-- Directions for this task --
Only a number is expected: how many lines in the data below contain the word "structure".

-- Entries provided --

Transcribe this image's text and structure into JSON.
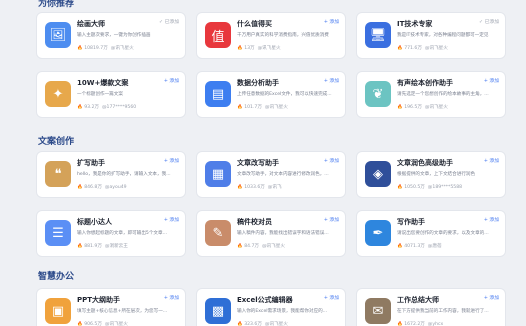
{
  "sections": [
    {
      "title": "为你推荐",
      "cards": [
        {
          "name": "绘画大师",
          "desc": "输入主题次要求，一键为你创作插画",
          "views": "10819.7万",
          "author": "@讯飞星火",
          "tag": "已添加",
          "added": true,
          "icon": "paint-icon",
          "icon_glyph": "🖼",
          "icon_bg": "#4d8df0"
        },
        {
          "name": "什么值得买",
          "desc": "千万用户真实的科学消费指南，兴值优质消费",
          "views": "13万",
          "author": "@讯飞星火",
          "tag": "添加",
          "added": false,
          "icon": "smzdm-logo-icon",
          "icon_glyph": "值",
          "icon_bg": "#e8383d"
        },
        {
          "name": "IT技术专家",
          "desc": "我是IT技术专家，对各种编程问题都可一定见",
          "views": "771.6万",
          "author": "@讯飞星火",
          "tag": "已添加",
          "added": true,
          "icon": "monitor-icon",
          "icon_glyph": "🖥",
          "icon_bg": "#3a6fe0"
        },
        {
          "name": "10W+爆款文案",
          "desc": "一个标题创作一篇文案",
          "views": "93.2万",
          "author": "@177****9560",
          "tag": "添加",
          "added": false,
          "icon": "art-icon",
          "icon_glyph": "✦",
          "icon_bg": "#e7a84b"
        },
        {
          "name": "数据分析助手",
          "desc": "上传任意数据的Excel文件，我可以快速完成...",
          "views": "101.7万",
          "author": "@讯飞星火",
          "tag": "添加",
          "added": false,
          "icon": "chart-icon",
          "icon_glyph": "▤",
          "icon_bg": "#3d7ef0"
        },
        {
          "name": "有声绘本创作助手",
          "desc": "请先选定一个您想创作的绘本故事的主角，...",
          "views": "196.5万",
          "author": "@讯飞星火",
          "tag": "添加",
          "added": false,
          "icon": "book-icon",
          "icon_glyph": "❦",
          "icon_bg": "#6cc4c2"
        }
      ]
    },
    {
      "title": "文案创作",
      "cards": [
        {
          "name": "扩写助手",
          "desc": "hello，我是你的扩写助手，请输入文本，我...",
          "views": "846.8万",
          "author": "@ayou49",
          "tag": "添加",
          "added": false,
          "icon": "expand-icon",
          "icon_glyph": "❝",
          "icon_bg": "#d4a259"
        },
        {
          "name": "文章改写助手",
          "desc": "文章改写助手，对文本内容进行修改润色，...",
          "views": "1033.6万",
          "author": "@讯飞",
          "tag": "添加",
          "added": false,
          "icon": "rewrite-icon",
          "icon_glyph": "▦",
          "icon_bg": "#4f7ee8"
        },
        {
          "name": "文章润色高级助手",
          "desc": "根据提供的文章，上下文结合进行润色",
          "views": "1050.5万",
          "author": "@189****5588",
          "tag": "添加",
          "added": false,
          "icon": "polish-icon",
          "icon_glyph": "◈",
          "icon_bg": "#2f4f9a"
        },
        {
          "name": "标题小达人",
          "desc": "输入你想起标题的文章，即可输出5个文章...",
          "views": "881.9万",
          "author": "@洞新云王",
          "tag": "添加",
          "added": false,
          "icon": "title-icon",
          "icon_glyph": "☰",
          "icon_bg": "#5b8ff5"
        },
        {
          "name": "稿件校对员",
          "desc": "输入稿件内容，我能找出错误字和语法错误...",
          "views": "84.7万",
          "author": "@讯飞星火",
          "tag": "添加",
          "added": false,
          "icon": "proofread-icon",
          "icon_glyph": "✎",
          "icon_bg": "#c98c6a"
        },
        {
          "name": "写作助手",
          "desc": "请说出您要创作的文章的要求，以及文章的...",
          "views": "4071.3万",
          "author": "@唐蓓",
          "tag": "添加",
          "added": false,
          "icon": "pen-icon",
          "icon_glyph": "✒",
          "icon_bg": "#2e86de"
        }
      ]
    },
    {
      "title": "智慧办公",
      "cards": [
        {
          "name": "PPT大纲助手",
          "desc": "填写主题+核心信息+所在层次，为您写一...",
          "views": "906.5万",
          "author": "@讯飞星火",
          "tag": "添加",
          "added": false,
          "icon": "ppt-icon",
          "icon_glyph": "▣",
          "icon_bg": "#f0a23c"
        },
        {
          "name": "Excel公式编辑器",
          "desc": "输入你的Excel需求场景，我能帮你对应的...",
          "views": "323.6万",
          "author": "@讯飞星火",
          "tag": "添加",
          "added": false,
          "icon": "excel-icon",
          "icon_glyph": "▩",
          "icon_bg": "#2f6fd6"
        },
        {
          "name": "工作总结大师",
          "desc": "在下方提供我当前的工作内容，我就进行了...",
          "views": "1672.2万",
          "author": "@yhcx",
          "tag": "添加",
          "added": false,
          "icon": "summary-icon",
          "icon_glyph": "✉",
          "icon_bg": "#8f7a62"
        }
      ]
    }
  ],
  "colors": {
    "accent": "#4a7cf0",
    "section_title": "#2c4a8a",
    "fire": "#f08a3c"
  }
}
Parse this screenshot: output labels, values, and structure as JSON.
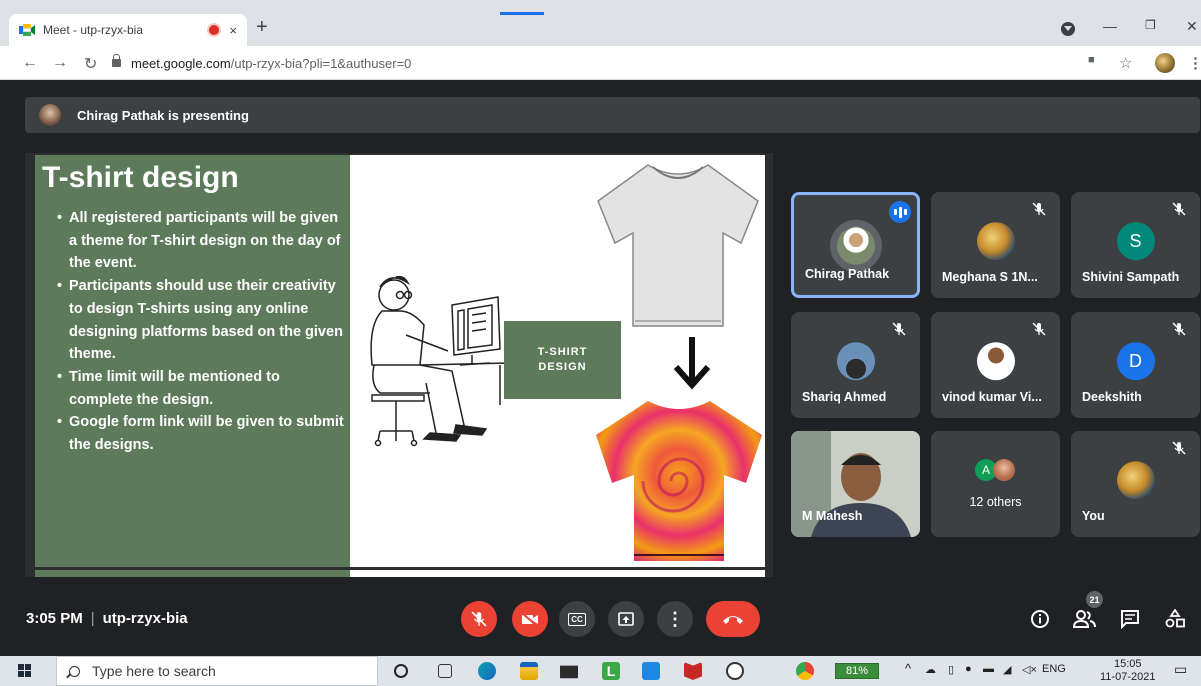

-- Task solution --
2